Zimbabwe was plunged into fresh political crisis as Prime Minister Morgan Tsvangirai vowed to fight a unilateral decision by President Robert Mugabe to hold elections on July 31.
Mugabe used temporary presidential powers to set the date for a vote that would put an end to their uneasy power-sharing government.
"Today, early in the morning, I received a letter from president Mugabe (proclaiming)... July 31 as the election day," Tsvangirai said.
"President Mugabe is acting unlawfully and unconstitutionally," said his long-time political rival. "As prime minister I cannot and will not accept this."
Tsvangirai vowed to take the matter to court and urged southern African regional leaders to step in and stop Mugabe, 89, who has led Zimbabwe since independence in 1980.
While Mugabe's move would comply with a Constitutional Court order to hold elections by the end of July, the date of the vote is fiercely contested.
Tsvangirai, 61, has vowed to veto any election date that comes before democratic reforms are put into place, fearing Mugabe's ZANU-PF party may once again attempt to manipulate the vote.
In 2008 Tsvangirai led Mugabe in the first round of the presidential ballot, but withdrew from the run-off amid violence that left scores of supporters dead and thousands injured.
Tsvangirai called on regional leaders of the Southern African Development Community (SADC) -- which pushed the pair into a unity government after the violence of 2008 -- to act when they meet in Mozambique on Saturday.
"SADC has the responsibility of ensuring that they call the president to order," he said.
He described Mugabe's move as "an unmitigated frontal and rear attack" on the 15-member regional grouping.
The International Monetary Fund meanwhile announced it would work with Zimbabwe for the first time in more than a decade, a key step in normalising relations with a country whose fragile economy is threatened by massive public debt as well as political strains.
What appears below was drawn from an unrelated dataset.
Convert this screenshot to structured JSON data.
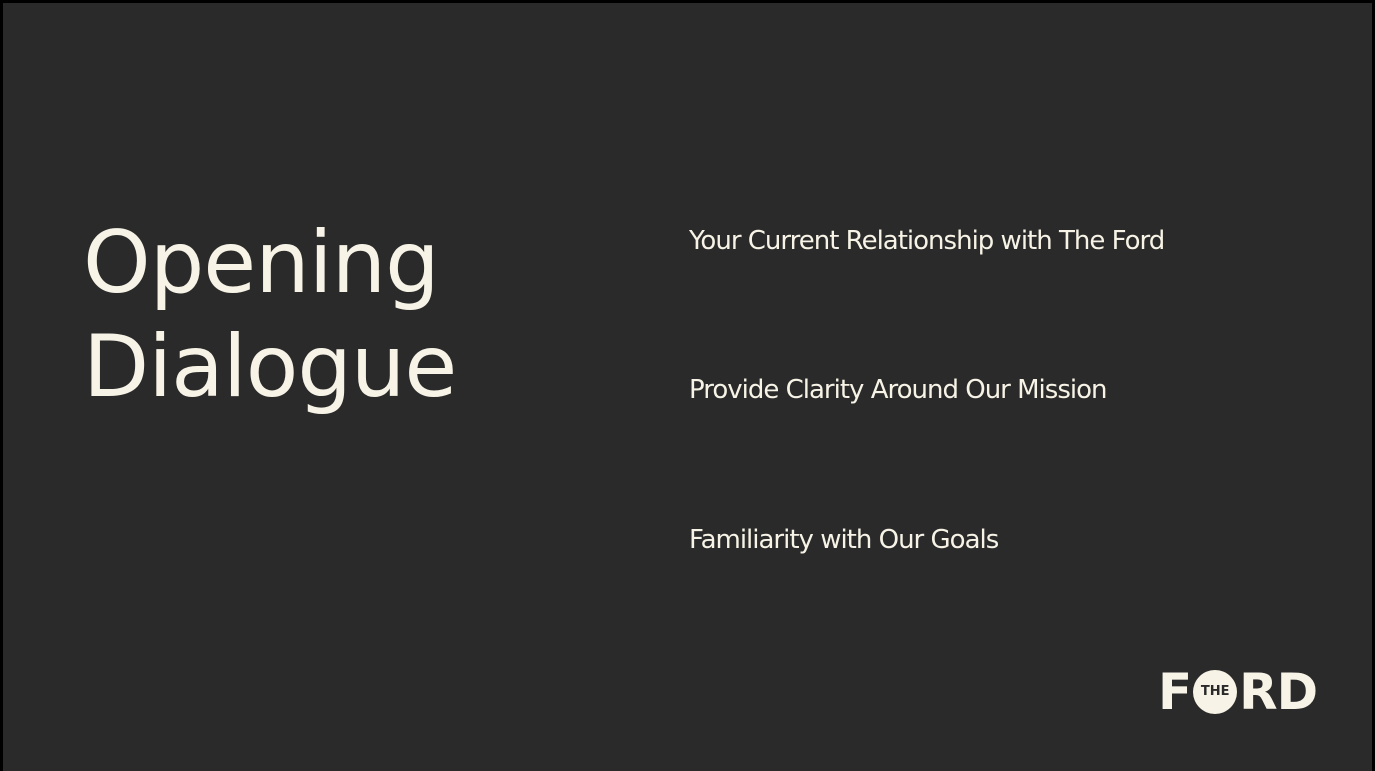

The IMF said it is not planning to provide Zimbabwe -- which had been slapped with restrictions for falling behind on repayments -- with any new funds. But Managing Director Christine Lagarde has approved monitoring of the country's economic programme this year, it said in a statement.
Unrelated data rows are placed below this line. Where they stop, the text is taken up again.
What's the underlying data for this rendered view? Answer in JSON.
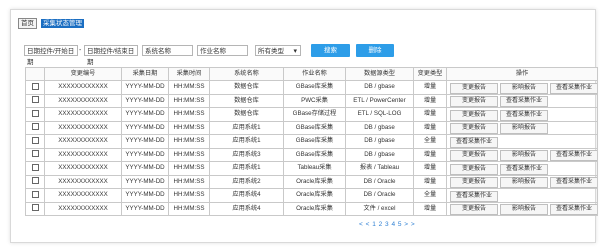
{
  "breadcrumb": {
    "home_label": "首页",
    "active_label": "采集状态管理"
  },
  "filters": {
    "start_date": "日期控件/开始日期",
    "separator": "-",
    "end_date": "日期控件/结束日期",
    "system_name": "系统名称",
    "job_name": "作业名称",
    "type_select": "所有类型",
    "search_label": "搜索",
    "delete_label": "删除"
  },
  "table": {
    "headers": [
      "",
      "变更编号",
      "采集日期",
      "采集时间",
      "系统名称",
      "作业名称",
      "数据源类型",
      "变更类型",
      "操作"
    ],
    "rows": [
      {
        "id": "XXXXXXXXXXXX",
        "date": "YYYY-MM-DD",
        "time": "HH:MM:SS",
        "system": "数据仓库",
        "job": "GBase库采集",
        "source": "DB / gbase",
        "change": "增量",
        "actions": [
          "变更报告",
          "影响报告",
          "查看采集作业"
        ]
      },
      {
        "id": "XXXXXXXXXXXX",
        "date": "YYYY-MM-DD",
        "time": "HH:MM:SS",
        "system": "数据仓库",
        "job": "PWC采集",
        "source": "ETL / PowerCenter",
        "change": "增量",
        "actions": [
          "变更报告",
          "查看采集作业"
        ]
      },
      {
        "id": "XXXXXXXXXXXX",
        "date": "YYYY-MM-DD",
        "time": "HH:MM:SS",
        "system": "数据仓库",
        "job": "GBase存储过程",
        "source": "ETL / SQL-LOG",
        "change": "增量",
        "actions": [
          "变更报告",
          "查看采集作业"
        ]
      },
      {
        "id": "XXXXXXXXXXXX",
        "date": "YYYY-MM-DD",
        "time": "HH:MM:SS",
        "system": "应用系统1",
        "job": "GBase库采集",
        "source": "DB / gbase",
        "change": "增量",
        "actions": [
          "变更报告",
          "影响报告"
        ]
      },
      {
        "id": "XXXXXXXXXXXX",
        "date": "YYYY-MM-DD",
        "time": "HH:MM:SS",
        "system": "应用系统1",
        "job": "GBase库采集",
        "source": "DB / gbase",
        "change": "全量",
        "actions": [
          "查看采集作业"
        ]
      },
      {
        "id": "XXXXXXXXXXXX",
        "date": "YYYY-MM-DD",
        "time": "HH:MM:SS",
        "system": "应用系统3",
        "job": "GBase库采集",
        "source": "DB / gbase",
        "change": "增量",
        "actions": [
          "变更报告",
          "影响报告",
          "查看采集作业"
        ]
      },
      {
        "id": "XXXXXXXXXXXX",
        "date": "YYYY-MM-DD",
        "time": "HH:MM:SS",
        "system": "应用系统1",
        "job": "Tableau采集",
        "source": "报表 / Tableau",
        "change": "增量",
        "actions": [
          "变更报告",
          "查看采集作业"
        ]
      },
      {
        "id": "XXXXXXXXXXXX",
        "date": "YYYY-MM-DD",
        "time": "HH:MM:SS",
        "system": "应用系统2",
        "job": "Oracle库采集",
        "source": "DB / Oracle",
        "change": "增量",
        "actions": [
          "变更报告",
          "影响报告",
          "查看采集作业"
        ]
      },
      {
        "id": "XXXXXXXXXXXX",
        "date": "YYYY-MM-DD",
        "time": "HH:MM:SS",
        "system": "应用系统4",
        "job": "Oracle库采集",
        "source": "DB / Oracle",
        "change": "全量",
        "actions": [
          "查看采集作业"
        ]
      },
      {
        "id": "XXXXXXXXXXXX",
        "date": "YYYY-MM-DD",
        "time": "HH:MM:SS",
        "system": "应用系统4",
        "job": "Oracle库采集",
        "source": "文件 / excel",
        "change": "增量",
        "actions": [
          "变更报告",
          "影响报告",
          "查看采集作业"
        ]
      }
    ]
  },
  "pagination": {
    "text": "< < 1 2 3 4 5 > >"
  },
  "colors": {
    "accent": "#2d9de8",
    "breadcrumb_active": "#1b6ec2",
    "pager": "#2d7fd3"
  }
}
The IMF stripped Zimbabwe of its voting rights in 2003 and nearly expelled the country, a rare move for the Washington-based institution, in 2006.
Though the power-sharing government has made considerable progress in stabilising the economy since an outbreak of blistering hyperinflation ended in 2009, a strong double-digit rebound in growth appears to have ended, slowing to about 4.5 percent in 2012, the IMF said.
Under the power-sharing deal, Mugabe must consult Tsvangirai's Movement for Democratic Change (MDC) about the date of the presidential, parliamentary and local elections.
But Trevor Maisiri of the International Crisis Group said the rival parties have different interpretations of what that means.
"If you speak to ZANU-PF they'll say consultation means the president can ask the principals what they think. With their suggestions he can make a decision," Maisiri said.
"The MDC say 'we'll make the decision together'."
Some commentators argue the MDC has reason to fear an early vote.
After spending much of the last four years focused on government rather than party politics, polls show its star has faded among many voters.
In his tersely worded letter to Tsvangirai, Mugabe justified the use of extraordinary powers to bypass normal decision-making.
Given the Constitutional Court deadline, he said, "it became inexpedient to await the passage through parliament of the electoral amendment bill."
While many reforms have been carried out by the power-sharing government, including the passing of a new constitution, Tsvangirai argues that electoral, media and security laws still need to be implemented to ensure a free vote.
The reforms include ensuring that the electoral roll is updated with eligible voters as well as ensuring that the media can report independently without the fear of being charged for defaming the government.